C)Nurse as delegator
D)Nurse as collaborator
Ans:D
Feedback:
The nurse acts as a collaborator when he or she works with others to achieve a common goal. This is especially evident when the nurse works cooperatively with members of other health disciplines. This differs from delegation, in which tasks are assigned to other members of the care team. This nurse’s actions are not indicative of the educator or caregiver roles.

15.A nurse who has been practicing for three decades has seen significant changes in the roles that clients are expected to perform in the course of their care. Which of the following is a role that clients are normally expected to perform while they are receiving care?
A)Bring a high level of knowledge about their disease or health problem
B)Avoid consuming an inordinate amount of caregivers’ time
C)Participate actively in the planning and execution of their care
D)Defer to the nurse’s knowledge and authority
Ans:C
Feedback:
Clients are generally expected to participate in their care in an active way. A passive and deferent demeanor is not encouraged, though cooperation and adherence to treatment are expected. Clients should not be made to feel guilty for requiring time and attention from care providers. Some clients are highly knowledgeable about their health problems, but this is not necessarily an expectation of all clients.
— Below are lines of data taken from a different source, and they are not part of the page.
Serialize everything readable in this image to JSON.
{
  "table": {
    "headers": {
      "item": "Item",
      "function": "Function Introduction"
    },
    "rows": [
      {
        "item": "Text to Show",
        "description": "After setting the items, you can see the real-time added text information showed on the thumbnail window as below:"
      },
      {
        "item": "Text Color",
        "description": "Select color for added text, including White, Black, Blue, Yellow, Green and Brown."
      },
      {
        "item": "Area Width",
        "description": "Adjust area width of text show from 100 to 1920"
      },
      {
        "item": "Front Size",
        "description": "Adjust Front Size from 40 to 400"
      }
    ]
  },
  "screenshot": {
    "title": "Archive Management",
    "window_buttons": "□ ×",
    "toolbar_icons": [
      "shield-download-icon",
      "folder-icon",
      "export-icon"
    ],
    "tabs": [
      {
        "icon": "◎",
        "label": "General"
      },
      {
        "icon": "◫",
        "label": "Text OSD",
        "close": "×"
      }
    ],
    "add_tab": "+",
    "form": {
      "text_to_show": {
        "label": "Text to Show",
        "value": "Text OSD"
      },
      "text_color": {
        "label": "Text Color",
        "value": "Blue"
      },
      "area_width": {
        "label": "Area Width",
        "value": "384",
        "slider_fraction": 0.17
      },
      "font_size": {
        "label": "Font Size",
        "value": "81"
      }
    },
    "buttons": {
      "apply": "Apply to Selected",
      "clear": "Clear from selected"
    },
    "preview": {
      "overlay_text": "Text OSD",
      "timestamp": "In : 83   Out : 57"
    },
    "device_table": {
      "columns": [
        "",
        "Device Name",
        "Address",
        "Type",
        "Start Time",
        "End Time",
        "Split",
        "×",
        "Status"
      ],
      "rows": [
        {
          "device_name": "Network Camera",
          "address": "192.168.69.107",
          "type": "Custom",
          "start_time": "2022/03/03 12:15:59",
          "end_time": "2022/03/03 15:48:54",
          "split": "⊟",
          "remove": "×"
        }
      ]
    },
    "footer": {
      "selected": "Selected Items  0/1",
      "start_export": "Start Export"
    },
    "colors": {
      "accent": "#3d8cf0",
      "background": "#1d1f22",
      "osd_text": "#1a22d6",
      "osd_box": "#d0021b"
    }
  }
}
16.A nurse is working with an adult client who has been admitted with hyperglycemia following a period of poor glycemic control. The nurse has many similarities to the client with regard to age, gender, and socioeconomic status but is careful to utilize therapeutic communication techniques rather than social communication. How does therapeutic communication differ from social communication?
A)Therapeutic communication relies heavily on technical medical vocabulary while social communication uses colloquialisms.
B)Therapeutic communication focuses primarily on problems while social communication addresses positive aspects of the client’s life.
C)Therapeutic communication focuses on the requirements of the nurse while social communication is more reciprocal.
D)Therapeutic communication is focused on a particular goal while social communication is more superficial in content.
Ans:D
Feedback:
Social communication is superficial; it includes common courtesies and exchanges about general topics. Therapeutic verbal communication involves the use of words and gestures to accomplish a particular objective. This does not mean, however, that therapeutic communication depends heavily on technical vocabulary or is focused solely on problems. Therapeutic communication is focused on the needs of the client, not the nurse.
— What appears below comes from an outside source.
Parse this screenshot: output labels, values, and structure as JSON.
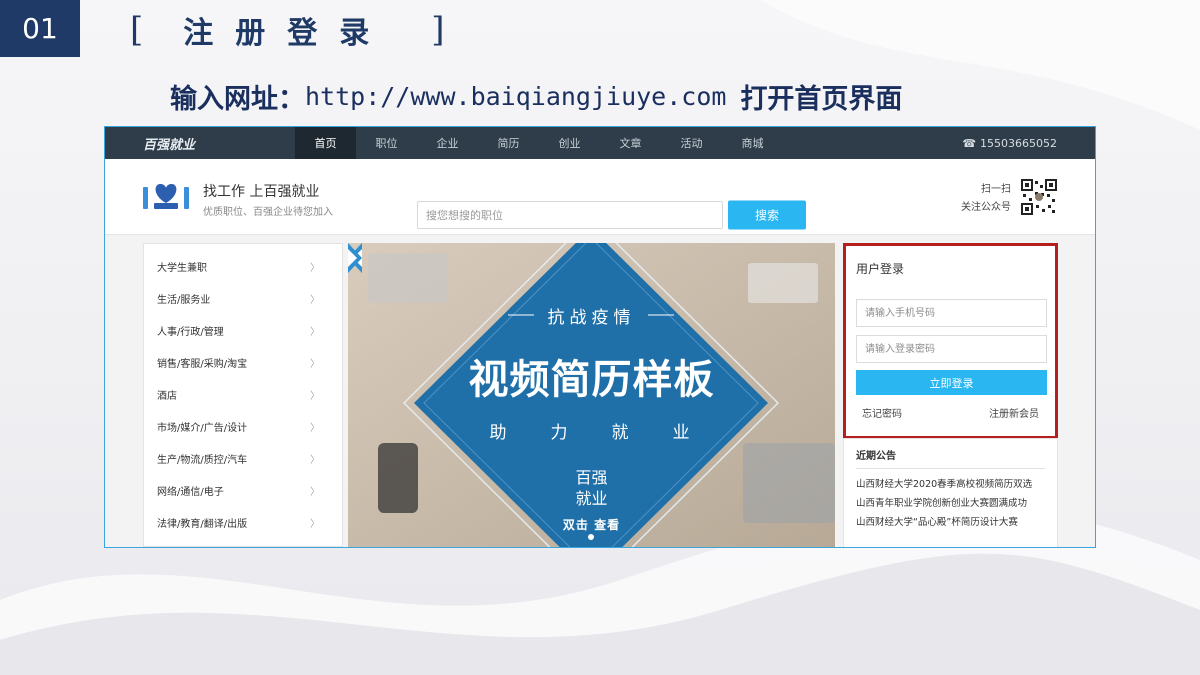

17.Through experience, a nurse has found that the judicious application of affective touch can benefit clients in certain circumstances.
A)An elderly client who has just learned that her husband has been diagnosed with Alzheimer disease
B)A man whose fractured tibia is being set by the cast team at the bedside
C)A woman who is being extubated in the postanesthetic recovery unit after surgery
D)A client in his early twenties who has a history of schizophrenia and who is experiencing delusions
Ans:A
Feedback:
The appropriate use of affective touch is highly subjective and situation dependent. However, clients who are older and who are distraught may be open to the nurse’s use of affective touch. A client who is delusional or a person who is partially anesthetized would not benefit from affective touch. Clients who are uncomfortable may benefit from affective touch, but clients who are undergoing acutely painful procedures may not appreciate touch.
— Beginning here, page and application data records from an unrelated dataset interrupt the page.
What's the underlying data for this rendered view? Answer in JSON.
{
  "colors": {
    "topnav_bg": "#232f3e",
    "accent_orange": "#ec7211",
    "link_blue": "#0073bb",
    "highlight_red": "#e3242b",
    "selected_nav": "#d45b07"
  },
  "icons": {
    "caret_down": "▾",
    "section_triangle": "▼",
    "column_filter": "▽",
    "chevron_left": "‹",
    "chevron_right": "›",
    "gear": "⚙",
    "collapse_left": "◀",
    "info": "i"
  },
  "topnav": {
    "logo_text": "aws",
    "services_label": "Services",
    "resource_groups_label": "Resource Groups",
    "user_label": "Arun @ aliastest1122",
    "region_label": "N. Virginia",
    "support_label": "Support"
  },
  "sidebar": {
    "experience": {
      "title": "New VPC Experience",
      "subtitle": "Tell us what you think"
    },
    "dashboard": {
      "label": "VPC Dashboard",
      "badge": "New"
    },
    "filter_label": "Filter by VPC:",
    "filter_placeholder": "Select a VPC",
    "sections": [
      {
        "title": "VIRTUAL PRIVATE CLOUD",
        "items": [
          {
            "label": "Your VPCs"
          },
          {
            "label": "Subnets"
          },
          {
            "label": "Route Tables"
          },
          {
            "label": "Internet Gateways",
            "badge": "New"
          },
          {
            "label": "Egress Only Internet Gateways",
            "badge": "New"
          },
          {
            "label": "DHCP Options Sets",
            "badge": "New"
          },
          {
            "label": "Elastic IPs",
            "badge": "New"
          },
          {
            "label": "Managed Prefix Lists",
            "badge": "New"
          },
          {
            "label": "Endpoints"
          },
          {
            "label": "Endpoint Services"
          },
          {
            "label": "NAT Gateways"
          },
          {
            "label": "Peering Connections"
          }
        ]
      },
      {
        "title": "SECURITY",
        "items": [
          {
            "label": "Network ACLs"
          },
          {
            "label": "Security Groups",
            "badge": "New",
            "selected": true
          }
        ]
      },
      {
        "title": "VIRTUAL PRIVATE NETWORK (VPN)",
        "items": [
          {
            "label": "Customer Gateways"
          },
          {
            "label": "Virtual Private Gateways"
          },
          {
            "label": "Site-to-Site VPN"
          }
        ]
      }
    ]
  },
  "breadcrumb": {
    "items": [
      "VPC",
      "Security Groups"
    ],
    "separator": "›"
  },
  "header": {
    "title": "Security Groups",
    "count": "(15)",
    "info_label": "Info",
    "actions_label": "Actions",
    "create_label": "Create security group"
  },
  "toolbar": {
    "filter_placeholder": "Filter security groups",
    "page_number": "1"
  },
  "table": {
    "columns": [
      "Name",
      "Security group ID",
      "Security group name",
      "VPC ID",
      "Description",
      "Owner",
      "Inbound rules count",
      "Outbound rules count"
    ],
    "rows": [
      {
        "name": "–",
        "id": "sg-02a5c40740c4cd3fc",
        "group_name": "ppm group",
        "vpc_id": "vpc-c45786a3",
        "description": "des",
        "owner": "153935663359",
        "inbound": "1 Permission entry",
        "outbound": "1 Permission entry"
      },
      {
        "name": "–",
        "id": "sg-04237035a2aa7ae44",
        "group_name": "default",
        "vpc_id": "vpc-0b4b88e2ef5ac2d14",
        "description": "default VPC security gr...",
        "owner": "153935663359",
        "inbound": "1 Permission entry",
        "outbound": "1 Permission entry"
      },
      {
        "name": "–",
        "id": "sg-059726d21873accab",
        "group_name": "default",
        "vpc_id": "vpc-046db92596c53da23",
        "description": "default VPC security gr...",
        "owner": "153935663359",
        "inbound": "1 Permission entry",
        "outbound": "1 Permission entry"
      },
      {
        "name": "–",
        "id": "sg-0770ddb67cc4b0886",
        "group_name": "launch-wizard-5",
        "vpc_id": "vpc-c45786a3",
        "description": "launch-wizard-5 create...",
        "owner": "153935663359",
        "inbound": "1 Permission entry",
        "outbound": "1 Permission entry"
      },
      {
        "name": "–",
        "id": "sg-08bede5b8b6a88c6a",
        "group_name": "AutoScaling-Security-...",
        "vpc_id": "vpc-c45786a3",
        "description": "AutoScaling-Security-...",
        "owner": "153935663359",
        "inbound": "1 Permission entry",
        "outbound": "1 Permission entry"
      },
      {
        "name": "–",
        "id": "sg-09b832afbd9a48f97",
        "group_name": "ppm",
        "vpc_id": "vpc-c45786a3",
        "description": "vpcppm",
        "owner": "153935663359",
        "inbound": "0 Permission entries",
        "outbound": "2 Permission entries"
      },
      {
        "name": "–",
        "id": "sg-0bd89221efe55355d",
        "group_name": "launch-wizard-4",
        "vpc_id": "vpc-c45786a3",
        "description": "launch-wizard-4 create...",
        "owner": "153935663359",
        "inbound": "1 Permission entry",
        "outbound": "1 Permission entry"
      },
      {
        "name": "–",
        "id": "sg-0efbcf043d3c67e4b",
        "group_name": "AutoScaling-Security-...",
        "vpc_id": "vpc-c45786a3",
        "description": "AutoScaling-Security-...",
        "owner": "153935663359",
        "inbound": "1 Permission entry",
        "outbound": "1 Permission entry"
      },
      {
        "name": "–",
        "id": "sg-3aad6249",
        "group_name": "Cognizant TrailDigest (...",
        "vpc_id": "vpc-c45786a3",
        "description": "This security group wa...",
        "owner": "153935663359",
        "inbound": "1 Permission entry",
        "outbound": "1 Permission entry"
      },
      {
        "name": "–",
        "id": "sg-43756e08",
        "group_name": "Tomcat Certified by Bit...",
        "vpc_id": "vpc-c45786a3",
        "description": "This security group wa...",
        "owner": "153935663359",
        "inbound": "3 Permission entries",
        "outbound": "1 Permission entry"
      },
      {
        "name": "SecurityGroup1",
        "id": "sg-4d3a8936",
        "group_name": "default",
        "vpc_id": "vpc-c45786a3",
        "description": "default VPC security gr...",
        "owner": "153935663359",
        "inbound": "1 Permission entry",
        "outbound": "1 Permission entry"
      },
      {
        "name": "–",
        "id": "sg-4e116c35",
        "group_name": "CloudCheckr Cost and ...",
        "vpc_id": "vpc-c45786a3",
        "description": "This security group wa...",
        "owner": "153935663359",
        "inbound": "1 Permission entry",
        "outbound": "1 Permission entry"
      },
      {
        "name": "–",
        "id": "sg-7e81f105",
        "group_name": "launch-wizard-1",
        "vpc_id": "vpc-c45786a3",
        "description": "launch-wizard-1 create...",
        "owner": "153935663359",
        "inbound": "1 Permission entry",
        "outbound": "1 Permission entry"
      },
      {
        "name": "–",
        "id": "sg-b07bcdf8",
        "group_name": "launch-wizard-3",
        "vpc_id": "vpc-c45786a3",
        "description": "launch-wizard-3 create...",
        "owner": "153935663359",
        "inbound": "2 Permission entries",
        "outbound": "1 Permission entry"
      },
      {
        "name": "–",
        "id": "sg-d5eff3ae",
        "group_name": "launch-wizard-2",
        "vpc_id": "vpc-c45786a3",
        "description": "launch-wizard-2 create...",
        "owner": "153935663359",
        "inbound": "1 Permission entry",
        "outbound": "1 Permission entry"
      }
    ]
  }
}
18.A nursing student is conducting a client interview in order to determine the client’s health history. The student’s instructor observes that the student frequently twists her hair with her fingers while asking the client questions. What is the most plausible meaning of the student’s nonverbal communication?
A)The student feels insecure during the interview
B)The student is unconsciously conveying authority
C)The student is unsure how to interpret the client’s responses
D)The student feels superior to the client in some way
Ans:A
Feedback:
If the nurse plays with his or her hair during a client interaction, this can communicate insecurity. Superiority or confusion is less likely to underlie this form of nonverbal communication.

+
-
Only 0 units of this product remain

You might also be interested in